An update from our investment managers, Adrian Lim and Pruksa Iamthongthong - 21 May 2020
Unsurprisingly, there is little clarity and this means volatility is here to stay. A recovery in growth will depend on many things. How effective the monetary and fiscal responses are in stimulating economies. How soon the covid-19 outbreak dissipates. How quickly financial and liquidity conditions return to normal levels. How confident consumers are to go out and open their wallets again. How confident companies are to resume their capital spending again.
Nevertheless, we take comfort in that our companies have solid balance sheets and they have endured similar disruptions in the past. We believe that the fundamentals of our invested companies remain intact and should be relatively more resilient during such times. As the market has been indiscriminate during this sell-off, we intend to be opportunistic amidst the uncertainty.

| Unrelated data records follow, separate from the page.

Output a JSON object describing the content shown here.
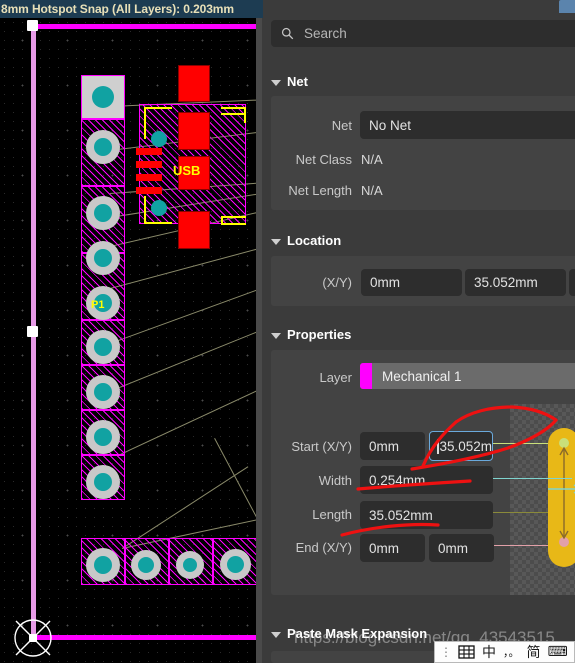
{
  "status_bar": {
    "text": "8mm Hotspot Snap (All Layers): 0.203mm"
  },
  "canvas": {
    "designator_connector": "P1",
    "designator_usb": "USB"
  },
  "panel": {
    "search": {
      "placeholder": "Search",
      "icon": "search-icon"
    },
    "sections": {
      "net": {
        "title": "Net",
        "rows": {
          "net_label": "Net",
          "net_value": "No Net",
          "net_class_label": "Net Class",
          "net_class_value": "N/A",
          "net_length_label": "Net Length",
          "net_length_value": "N/A"
        }
      },
      "location": {
        "title": "Location",
        "xy_label": "(X/Y)",
        "x_value": "0mm",
        "y_value": "35.052mm"
      },
      "properties": {
        "title": "Properties",
        "layer_label": "Layer",
        "layer_value": "Mechanical 1",
        "layer_color": "#ff00ff",
        "start_label": "Start (X/Y)",
        "start_x": "0mm",
        "start_y": "35.052m",
        "width_label": "Width",
        "width_value": "0.254mm",
        "length_label": "Length",
        "length_value": "35.052mm",
        "end_label": "End (X/Y)",
        "end_x": "0mm",
        "end_y": "0mm"
      },
      "paste_mask": {
        "title": "Paste Mask Expansion"
      }
    }
  },
  "watermark": {
    "text": "https://blog.csdn.net/qq_43543515"
  },
  "ime": {
    "dots": "⋮",
    "mode": "中",
    "punct": "，。",
    "simplified": "简",
    "pen": "⌨",
    "minimize": "−"
  },
  "colors": {
    "accent_blue": "#5b84ad",
    "focus_blue": "#6aa9dc",
    "annotation_red": "#ee1111",
    "board_magenta": "#ff00ff",
    "pad_teal": "#11a2a2",
    "track_gold": "#e8b817",
    "status_bg": "#1d3c52",
    "status_fg": "#e8e0b8"
  }
}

Across most sectors, we have seen guidance downgrades in the first quarter of 2020. It is too early to ascertain the potential impact on the rest of the year, but the longer the covid-19 outbreak persists, the higher the certainty that this disruption would hold back a sharp recovery in the second half of the year. Global growth and supply chain worries amid the covid-19 outbreak and subdued domestic consumption make earnings expectations vulnerable to further cuts. We would expect the first seven months of 2020 to be a challenging period for earnings. More recently, quite a number of our holdings have already cut or withdrawn guidance. Some are beefing up liquidity via capital raising whilst we have seen a tighter rein on capex spending and discretionary costs across the board.
At the portfolio level, we have been vigilant about liquidity risks around our companies. Most of our companies have low liquidity risks backed by the strength of their balance sheet and rightly so given the quality bias in our investing philosophy.
More broadly, despite significant short-term challenges, we still think that Asia is relatively more buffered than elsewhere in the world. It remains the fastest-growing major region globally. It also accounts for more than two-thirds of global growth. Broadly, long-term structural trends are also in Asia's favour. These include the consuming power of a growing and wealthier middle class. Rapid urbanisation also increases the need for better infrastructure. Asia continues to remain at the forefront of technology shifts. The adoption of 5G is progressing, along with autonomous driving. Prospects for high-power computing, data centres and servers remain compelling, whilst AI complexity would boost semiconductor demand and overall market expansion. Autonomous driving is also likely to be a new growth engine.
Asia remains structurally attractive in the long run and while we are cautious given the fluidity of the current situation, we believe that volatility presents a good opportunity for us to selectively build our quality positions at a more attractive price.